Data about app and page elements:
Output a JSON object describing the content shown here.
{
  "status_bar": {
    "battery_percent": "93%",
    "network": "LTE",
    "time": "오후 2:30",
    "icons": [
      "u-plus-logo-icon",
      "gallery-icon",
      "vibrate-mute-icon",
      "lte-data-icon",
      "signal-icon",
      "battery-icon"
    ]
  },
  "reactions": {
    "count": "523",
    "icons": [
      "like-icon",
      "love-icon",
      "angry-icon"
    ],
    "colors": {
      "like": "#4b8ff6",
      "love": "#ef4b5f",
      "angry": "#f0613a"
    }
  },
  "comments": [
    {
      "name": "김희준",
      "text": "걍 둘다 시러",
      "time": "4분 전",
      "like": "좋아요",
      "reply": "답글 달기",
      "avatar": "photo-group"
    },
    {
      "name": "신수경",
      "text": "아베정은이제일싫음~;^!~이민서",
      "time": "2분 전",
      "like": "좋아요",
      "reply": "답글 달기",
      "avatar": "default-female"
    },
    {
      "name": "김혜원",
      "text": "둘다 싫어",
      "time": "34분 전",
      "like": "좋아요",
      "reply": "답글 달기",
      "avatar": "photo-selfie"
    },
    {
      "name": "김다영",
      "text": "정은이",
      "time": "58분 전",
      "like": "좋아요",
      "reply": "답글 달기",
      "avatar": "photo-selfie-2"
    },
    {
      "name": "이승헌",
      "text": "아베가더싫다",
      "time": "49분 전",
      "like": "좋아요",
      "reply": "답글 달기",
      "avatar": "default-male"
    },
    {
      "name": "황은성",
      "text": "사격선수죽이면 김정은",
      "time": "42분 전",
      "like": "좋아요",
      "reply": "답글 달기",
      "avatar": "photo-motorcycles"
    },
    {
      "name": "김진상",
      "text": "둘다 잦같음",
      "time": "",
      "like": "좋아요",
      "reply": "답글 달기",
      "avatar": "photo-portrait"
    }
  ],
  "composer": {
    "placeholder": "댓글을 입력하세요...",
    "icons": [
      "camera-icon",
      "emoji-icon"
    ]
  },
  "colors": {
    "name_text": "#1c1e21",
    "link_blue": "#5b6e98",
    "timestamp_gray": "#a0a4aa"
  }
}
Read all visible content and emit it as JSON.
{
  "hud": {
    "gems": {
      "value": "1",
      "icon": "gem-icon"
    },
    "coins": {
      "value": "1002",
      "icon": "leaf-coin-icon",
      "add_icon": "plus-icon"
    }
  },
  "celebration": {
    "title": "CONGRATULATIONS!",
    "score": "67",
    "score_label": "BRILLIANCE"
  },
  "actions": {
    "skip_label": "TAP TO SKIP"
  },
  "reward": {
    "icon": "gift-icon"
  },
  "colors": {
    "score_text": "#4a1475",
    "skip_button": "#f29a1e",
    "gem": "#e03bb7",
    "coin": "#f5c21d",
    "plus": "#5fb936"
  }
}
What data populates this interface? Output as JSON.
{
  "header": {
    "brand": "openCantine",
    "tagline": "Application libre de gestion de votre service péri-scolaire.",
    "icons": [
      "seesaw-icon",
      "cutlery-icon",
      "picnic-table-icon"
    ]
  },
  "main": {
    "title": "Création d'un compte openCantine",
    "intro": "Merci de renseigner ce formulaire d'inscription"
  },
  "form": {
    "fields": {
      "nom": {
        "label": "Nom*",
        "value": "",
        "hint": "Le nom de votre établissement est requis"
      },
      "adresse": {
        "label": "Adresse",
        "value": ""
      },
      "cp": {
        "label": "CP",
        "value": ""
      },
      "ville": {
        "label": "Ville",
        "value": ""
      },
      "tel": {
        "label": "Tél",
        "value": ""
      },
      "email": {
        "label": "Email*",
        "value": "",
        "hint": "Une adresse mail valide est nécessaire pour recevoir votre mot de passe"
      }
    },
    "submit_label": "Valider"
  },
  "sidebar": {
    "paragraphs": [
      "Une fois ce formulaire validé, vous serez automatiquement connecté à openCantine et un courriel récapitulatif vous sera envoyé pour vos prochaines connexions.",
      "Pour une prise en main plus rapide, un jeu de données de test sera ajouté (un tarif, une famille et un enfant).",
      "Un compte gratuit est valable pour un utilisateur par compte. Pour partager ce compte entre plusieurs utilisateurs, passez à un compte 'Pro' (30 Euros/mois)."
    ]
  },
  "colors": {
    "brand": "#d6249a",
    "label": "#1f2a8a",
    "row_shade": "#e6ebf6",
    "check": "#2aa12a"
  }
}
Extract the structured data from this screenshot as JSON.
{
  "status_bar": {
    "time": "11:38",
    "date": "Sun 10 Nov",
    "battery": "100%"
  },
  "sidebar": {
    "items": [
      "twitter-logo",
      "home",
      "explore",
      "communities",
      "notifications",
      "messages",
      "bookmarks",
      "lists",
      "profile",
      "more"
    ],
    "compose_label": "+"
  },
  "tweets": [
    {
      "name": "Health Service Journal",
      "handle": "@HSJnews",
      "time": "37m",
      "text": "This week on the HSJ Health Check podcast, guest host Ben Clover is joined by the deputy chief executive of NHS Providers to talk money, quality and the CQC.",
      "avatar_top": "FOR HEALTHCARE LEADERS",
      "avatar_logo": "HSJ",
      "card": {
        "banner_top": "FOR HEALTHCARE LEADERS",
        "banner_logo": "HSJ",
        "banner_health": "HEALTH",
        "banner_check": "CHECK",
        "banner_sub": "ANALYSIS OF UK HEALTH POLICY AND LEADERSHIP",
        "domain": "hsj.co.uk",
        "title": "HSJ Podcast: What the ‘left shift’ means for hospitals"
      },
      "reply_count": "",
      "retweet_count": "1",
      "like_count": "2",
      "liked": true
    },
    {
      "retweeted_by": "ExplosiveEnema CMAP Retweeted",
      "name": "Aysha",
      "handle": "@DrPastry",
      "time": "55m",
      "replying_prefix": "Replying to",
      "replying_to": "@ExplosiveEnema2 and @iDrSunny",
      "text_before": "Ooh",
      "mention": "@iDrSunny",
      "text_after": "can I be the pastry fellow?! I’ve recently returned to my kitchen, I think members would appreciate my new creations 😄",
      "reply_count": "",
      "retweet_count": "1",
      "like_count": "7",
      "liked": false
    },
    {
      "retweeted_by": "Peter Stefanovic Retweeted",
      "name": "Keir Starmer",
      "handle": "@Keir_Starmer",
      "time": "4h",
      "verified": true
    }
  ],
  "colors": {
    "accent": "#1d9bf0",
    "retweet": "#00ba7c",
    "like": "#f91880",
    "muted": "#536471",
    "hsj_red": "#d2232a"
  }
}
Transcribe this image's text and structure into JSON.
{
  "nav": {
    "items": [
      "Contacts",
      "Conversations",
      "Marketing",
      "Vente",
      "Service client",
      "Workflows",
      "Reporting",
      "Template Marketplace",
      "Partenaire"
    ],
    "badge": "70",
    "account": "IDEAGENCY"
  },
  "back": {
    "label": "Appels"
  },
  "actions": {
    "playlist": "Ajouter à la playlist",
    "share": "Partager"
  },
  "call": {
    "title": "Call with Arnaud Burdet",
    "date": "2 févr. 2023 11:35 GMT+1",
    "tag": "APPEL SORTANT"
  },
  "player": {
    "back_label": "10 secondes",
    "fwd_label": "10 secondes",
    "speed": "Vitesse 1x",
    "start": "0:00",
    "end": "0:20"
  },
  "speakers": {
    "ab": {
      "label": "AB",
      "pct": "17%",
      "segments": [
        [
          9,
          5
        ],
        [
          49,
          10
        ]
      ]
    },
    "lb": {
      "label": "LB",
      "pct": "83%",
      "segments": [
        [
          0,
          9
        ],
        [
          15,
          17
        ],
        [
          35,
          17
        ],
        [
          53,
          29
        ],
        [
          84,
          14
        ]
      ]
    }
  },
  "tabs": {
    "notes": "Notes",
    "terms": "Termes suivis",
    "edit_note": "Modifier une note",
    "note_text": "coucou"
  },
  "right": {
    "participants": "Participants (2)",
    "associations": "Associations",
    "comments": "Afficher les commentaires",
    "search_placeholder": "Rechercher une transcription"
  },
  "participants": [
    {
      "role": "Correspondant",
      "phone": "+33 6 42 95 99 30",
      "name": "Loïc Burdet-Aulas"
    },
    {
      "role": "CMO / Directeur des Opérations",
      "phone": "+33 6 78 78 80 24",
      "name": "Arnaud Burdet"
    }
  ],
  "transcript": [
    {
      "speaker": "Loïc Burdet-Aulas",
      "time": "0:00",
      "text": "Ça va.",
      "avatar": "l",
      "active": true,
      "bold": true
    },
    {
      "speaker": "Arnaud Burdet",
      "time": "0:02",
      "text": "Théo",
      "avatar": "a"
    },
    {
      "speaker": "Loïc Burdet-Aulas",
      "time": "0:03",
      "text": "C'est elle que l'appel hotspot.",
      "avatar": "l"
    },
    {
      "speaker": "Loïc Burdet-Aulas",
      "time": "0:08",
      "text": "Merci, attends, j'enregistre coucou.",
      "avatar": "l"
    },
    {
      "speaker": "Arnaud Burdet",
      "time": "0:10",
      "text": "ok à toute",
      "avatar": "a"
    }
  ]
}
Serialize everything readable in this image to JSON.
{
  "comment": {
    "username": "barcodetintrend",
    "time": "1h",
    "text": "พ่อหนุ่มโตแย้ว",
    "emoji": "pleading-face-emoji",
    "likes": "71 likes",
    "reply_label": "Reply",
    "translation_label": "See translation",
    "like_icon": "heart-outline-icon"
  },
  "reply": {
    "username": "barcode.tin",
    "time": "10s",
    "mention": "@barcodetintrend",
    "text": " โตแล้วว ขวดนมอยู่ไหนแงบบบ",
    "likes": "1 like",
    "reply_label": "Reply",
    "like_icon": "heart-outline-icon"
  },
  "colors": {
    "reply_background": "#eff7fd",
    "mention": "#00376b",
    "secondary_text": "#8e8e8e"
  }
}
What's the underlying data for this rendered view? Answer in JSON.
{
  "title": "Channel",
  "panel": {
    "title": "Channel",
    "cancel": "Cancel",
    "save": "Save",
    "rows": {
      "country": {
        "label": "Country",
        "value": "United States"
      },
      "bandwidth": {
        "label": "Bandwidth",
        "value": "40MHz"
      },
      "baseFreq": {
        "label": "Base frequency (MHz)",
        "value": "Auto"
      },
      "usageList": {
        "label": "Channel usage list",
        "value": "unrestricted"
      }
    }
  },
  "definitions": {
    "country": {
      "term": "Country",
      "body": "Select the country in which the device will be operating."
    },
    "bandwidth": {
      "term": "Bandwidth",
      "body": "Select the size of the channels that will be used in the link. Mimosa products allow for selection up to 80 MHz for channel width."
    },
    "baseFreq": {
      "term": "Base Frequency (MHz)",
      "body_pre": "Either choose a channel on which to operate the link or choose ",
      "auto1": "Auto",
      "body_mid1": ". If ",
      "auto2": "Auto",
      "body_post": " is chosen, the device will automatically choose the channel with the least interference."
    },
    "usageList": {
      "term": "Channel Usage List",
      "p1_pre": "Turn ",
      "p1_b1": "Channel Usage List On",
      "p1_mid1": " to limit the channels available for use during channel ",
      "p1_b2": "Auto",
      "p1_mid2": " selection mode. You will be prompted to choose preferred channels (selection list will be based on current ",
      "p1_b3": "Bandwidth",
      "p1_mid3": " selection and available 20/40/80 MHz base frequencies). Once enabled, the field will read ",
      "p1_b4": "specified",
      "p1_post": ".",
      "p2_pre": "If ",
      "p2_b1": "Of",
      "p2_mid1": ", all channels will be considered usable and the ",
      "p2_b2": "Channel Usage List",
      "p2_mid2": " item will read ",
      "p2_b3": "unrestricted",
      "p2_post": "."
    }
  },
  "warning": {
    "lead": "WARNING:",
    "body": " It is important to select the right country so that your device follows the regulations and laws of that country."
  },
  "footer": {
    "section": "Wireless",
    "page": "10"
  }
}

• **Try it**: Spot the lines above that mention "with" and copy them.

• **Result for this exercise**:
    "title": "Call with Arnaud Burdet",
      "body_post": " is chosen, the device will automatically choose the channel with the least interference."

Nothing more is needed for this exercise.